So “Handheld Month” reaches its conclusion with one of the stranger entries in the Super Mario series in Super Mario Land. Super Mario Land is interesting in that it’s both familiar and different all at the same time. What it most resembles, in fact, is an alternate universe in a comic book, kind of like DC’s “Earth 2” universe. You see, things that you recognise and the world itself has that unmistakable tinge of familiarity, but at the same time there are also some key differences that confirm that this isn’t exactly the world you know.
In my own personal “head canon”, I like to pretend that Super Mario Land does indeed take place in an alternate universe, even if Nintendo themselves now seem ready to accept that the games did indeed happen in their own canon. There’s just something about Super Mario Land that makes it so strikingly different from the other Mario games, which is mostly down to it being created without the direct supervision of Shigeru Miyamoto. Developers Nintendo R&D1 were essentially given their own little backwater in which they could play with certain aspects of the formula, and personally, I’m very happy that they did.
This isn’t a universally popular view to have, with some people seeing Super Mario Land as somewhat of a betrayal to the series for making so many changes. I have to say though that I like those changes and, speaking as someone who didn’t own a Game Boy at the time, the fact Super Mario Land was a bit off the beaten track was actually a selling point for me. I like the fact it plays with the formula somewhat, I like that the power ups have been tweaked, and I like that Mario is now taking on aliens, sphinxes and Easter Island heads with wings as opposed to just the usual crew of baddies.
I am fully willing to admit that the way Mario controls is rather “floaty”, and the fact he doesn’t retain any momentum is the one big change that I don’t like. But for a handheld effort released in 1989, I’m prepared to cut the game a bit of slack because I genuinely believe the positives far outweigh the negatives. The music, for example, is fantastic, especially World 4’s theme, which I’m amazed they managed to squeeze into the Game Boy.
And when you sit down and think about it, certain graphical changes make sense as well. Due to lack of colour, it’s kind of difficult to differentiate between a standard mushroom and a 1UP mushroom, so R&D1 made the not unreasonable decision to just replace the 1UP mushroom with a love heart to represent an extra life. This is a simple yet fully understandable design choice to make, and it doesn’t bother me at all.

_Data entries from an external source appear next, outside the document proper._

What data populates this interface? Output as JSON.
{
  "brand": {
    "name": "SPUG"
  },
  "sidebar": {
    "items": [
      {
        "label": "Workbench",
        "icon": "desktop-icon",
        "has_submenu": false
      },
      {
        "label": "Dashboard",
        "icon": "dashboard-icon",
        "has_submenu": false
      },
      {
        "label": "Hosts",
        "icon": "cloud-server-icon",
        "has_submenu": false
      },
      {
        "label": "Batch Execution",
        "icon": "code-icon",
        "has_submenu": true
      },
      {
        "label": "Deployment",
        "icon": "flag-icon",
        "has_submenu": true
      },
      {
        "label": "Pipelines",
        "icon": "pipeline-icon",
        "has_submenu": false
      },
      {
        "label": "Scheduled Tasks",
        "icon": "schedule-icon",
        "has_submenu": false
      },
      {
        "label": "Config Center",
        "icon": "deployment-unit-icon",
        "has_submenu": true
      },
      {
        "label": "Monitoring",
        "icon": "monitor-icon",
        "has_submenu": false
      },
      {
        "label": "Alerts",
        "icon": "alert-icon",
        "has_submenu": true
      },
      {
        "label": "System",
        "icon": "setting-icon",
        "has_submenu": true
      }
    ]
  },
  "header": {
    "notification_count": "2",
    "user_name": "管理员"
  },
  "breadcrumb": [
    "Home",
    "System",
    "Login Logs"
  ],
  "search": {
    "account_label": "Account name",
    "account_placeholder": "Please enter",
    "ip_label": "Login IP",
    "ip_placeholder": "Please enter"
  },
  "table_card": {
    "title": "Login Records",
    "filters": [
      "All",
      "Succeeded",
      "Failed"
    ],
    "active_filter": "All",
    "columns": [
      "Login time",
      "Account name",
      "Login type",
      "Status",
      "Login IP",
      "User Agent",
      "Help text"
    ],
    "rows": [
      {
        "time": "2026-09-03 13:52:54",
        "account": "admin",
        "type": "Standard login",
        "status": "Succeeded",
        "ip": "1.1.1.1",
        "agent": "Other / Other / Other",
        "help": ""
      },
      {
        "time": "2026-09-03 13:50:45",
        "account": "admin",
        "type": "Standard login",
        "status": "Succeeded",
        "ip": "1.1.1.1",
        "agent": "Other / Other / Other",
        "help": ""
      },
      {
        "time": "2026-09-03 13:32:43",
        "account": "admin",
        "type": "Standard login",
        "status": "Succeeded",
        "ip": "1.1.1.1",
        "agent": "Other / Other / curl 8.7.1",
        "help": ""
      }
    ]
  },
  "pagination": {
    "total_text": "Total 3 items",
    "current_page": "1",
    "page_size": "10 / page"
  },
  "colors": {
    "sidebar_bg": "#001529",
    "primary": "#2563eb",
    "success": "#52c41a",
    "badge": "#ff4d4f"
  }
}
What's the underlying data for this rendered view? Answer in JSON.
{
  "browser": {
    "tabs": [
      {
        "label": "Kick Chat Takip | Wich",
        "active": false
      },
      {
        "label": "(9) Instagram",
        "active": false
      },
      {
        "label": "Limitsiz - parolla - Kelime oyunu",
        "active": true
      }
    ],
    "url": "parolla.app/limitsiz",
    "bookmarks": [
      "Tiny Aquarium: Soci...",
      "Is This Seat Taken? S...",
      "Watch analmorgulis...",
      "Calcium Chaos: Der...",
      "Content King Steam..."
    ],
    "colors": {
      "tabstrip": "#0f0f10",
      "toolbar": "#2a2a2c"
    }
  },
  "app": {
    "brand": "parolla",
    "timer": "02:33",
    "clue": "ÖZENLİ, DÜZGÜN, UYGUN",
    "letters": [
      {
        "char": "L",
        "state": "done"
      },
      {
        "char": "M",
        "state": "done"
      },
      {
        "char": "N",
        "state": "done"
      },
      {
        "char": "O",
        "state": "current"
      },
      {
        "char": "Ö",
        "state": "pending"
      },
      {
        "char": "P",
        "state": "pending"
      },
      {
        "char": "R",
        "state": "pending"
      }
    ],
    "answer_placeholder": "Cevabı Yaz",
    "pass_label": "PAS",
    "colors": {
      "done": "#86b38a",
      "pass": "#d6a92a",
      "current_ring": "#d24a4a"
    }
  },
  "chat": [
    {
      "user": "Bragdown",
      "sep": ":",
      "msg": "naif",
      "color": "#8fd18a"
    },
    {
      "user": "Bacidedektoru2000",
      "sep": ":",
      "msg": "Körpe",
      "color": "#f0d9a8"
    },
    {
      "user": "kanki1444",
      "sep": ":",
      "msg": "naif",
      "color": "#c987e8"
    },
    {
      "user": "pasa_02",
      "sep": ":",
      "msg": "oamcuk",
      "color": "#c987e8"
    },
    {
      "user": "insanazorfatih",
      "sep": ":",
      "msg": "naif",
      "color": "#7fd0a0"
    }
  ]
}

I also…hang on; let me get in my fortified bunker first before writing this part…there we are. I also don’t mind that the flower makes you throw bouncing balls instead of fireballs. There are few things in gaming more satisfying than pulling off a perfect throw in Super Mario Land and watching your ball hoover up an area full of coins that would otherwise be unreachable by hand.
Remaining in my bunker for the time being, I also rather enjoy the shooting stages as well where Mario will wedge himself into a submarine or spaceship and start blowing stuff to smithereens. The jaunty theme from the submarine stages probably goes a long way to making me enjoy them so much, but it’s also incredibly fun to see a Mario game take such a sharp detour from the norm in this fashion. I’m not someone who is anti-change, so I’m fine as long as the change brings something to the game in question, and I believe these stages do indeed bring something positive to the table.
I will concede that playing the can-can when Mario is invincible is a bit of a head scratcher, but on the whole the changes don’t bother me. The worlds you travail are also noticeably different from what you’d find in a traditional Mario game, but that’s no bad thing. World 1 starts out how you’d expect, with Goombas and Piranha Plants milling about in what could pass as the Mushroom Kingdom upon spying pyramids in the background and you realise that you are actually in the Birabuto Kingdom. By the end of that world, you’re taking on the aforementioned sphinx in a faux Egyptian Temple, not typical World 1 fare.
You then move on to the futuristic Muda Kingdom where the robotic “Mekadon” will fling their heads at you before you then visit the Easter Island-influenced Easton Kingdom where the tarantula-like “Kumo” monsters will chase you down. Eventually, you roll up to the Chinese-inspired Chai Kingdom where zombie-like “Pionpi” will search out your delicious brain. Yes, Super Mario Land pretty much has zombies in it, beating the cultural zeitgeist by over two decades!
There’s no doubting that Super Mario Land tonally feels quite different from your standard 2D Mario platformer, but I think it’s a lot of fun, and I still go back to it now and then as well. I certainly feel that some of the stick it gets in some quarters isn’t particularly fair, and if you’re building up a Game Boy collection, then it’s an essential game to have along with its superlative sequel, which is better known as the game that first introduced Wario.
We’ll be sticking with Nintendo next week as I’ll be talking about the SNES Mini
Thanks for reading
Until next time;